Night by night, I became familiar with more of the endless possibilities for failure where food hanging is concerned. After one particularly long day on the trail, I set about once again to secure my foot at twilight. I selected a rock, kind of sharp but the correct weight, tied one end of the cord to it, and stepped through the brush to a nearby perfect-looking hanging tree. My first toss towards a high branch appeared successful, but I soon realized that the rope was too close to the trunk. Grabbing both ends, I tried to pull the rope and slide it farther out on the limb, but the limb was much too rough. “Ok,” I thought, “I’ll just pull it down and try again.” Unfortunately I decided to pull the end of the cord without the rock, requiring the rock end to rise up, slide over the branch, and drop over. Not smart. I backed away from under the branch, pulling the rope and watching the rock float up toward the branch – very amusing if you haven’t had access to a TV for a few weeks. Then the rock lodged firmly against the branch, refusing to pop over it or even slide back down when I reduced tension. Irritating. “Maybe just a little tug,” I thought. It turns out there is considerable elasticity in parachute cord. My bear hanging device instantly transformed into an uber-slingshot. The rock whizzed past my head at blinding (literally) speed. I felt a searing pain as the trailing cord rasped my eye and eyelid. Visions of myself lying under the tree with a sharp rock protruding from my eye socket danced in my head all night. I called Sarah, who would be joining me soon, and asked her to bring me my bear vault – a bear proof container that weighs 2.5 lbs. No more fun and games with stone-age weapons for me!

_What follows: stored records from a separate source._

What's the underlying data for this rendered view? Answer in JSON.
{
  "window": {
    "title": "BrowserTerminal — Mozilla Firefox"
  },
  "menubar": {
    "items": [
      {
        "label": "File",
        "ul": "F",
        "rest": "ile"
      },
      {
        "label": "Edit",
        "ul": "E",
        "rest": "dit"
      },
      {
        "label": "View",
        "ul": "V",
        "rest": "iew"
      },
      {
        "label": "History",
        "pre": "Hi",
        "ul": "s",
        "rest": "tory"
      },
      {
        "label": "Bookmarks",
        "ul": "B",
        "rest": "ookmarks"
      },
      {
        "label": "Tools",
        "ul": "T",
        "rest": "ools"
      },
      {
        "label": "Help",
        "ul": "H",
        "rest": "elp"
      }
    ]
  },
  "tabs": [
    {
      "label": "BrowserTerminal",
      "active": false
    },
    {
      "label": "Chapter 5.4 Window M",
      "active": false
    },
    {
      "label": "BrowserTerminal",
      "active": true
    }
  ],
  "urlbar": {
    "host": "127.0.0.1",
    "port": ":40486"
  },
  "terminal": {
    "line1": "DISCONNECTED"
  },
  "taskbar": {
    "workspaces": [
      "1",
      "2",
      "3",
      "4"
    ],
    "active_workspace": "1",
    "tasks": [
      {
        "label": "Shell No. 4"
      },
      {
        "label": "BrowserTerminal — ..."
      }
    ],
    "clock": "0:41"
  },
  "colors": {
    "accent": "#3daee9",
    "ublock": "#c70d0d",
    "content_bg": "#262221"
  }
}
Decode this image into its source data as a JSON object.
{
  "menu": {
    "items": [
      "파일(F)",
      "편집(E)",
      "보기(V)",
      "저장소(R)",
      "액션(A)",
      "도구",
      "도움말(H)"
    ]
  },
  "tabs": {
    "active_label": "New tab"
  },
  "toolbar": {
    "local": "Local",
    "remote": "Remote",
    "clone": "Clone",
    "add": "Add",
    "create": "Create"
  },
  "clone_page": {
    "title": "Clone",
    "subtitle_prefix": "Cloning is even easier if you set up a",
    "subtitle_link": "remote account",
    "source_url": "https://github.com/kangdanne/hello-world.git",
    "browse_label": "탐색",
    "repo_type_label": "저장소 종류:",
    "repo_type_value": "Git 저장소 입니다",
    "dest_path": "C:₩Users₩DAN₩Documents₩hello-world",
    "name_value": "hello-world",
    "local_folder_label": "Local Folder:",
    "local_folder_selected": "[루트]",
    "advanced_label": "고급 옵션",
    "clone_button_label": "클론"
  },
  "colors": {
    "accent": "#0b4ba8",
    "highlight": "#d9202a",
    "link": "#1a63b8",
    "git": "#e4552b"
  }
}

As the first days on the AT slowly turn into weeks, I hear of more and more fellow hikers succumbing to hike-terminating injuries: knee strains, back problems, falls, and other mistakes that hit like a bolt of lightning from the clear blue Appalachian sky, especially when the hiker is weary. The best prevention? Train before the hike or at least don’t push it too hard during your first few weeks. Stay attentive; keep your eyes on the trail when in motion, and most of all, try to learn from the near misses you encounter.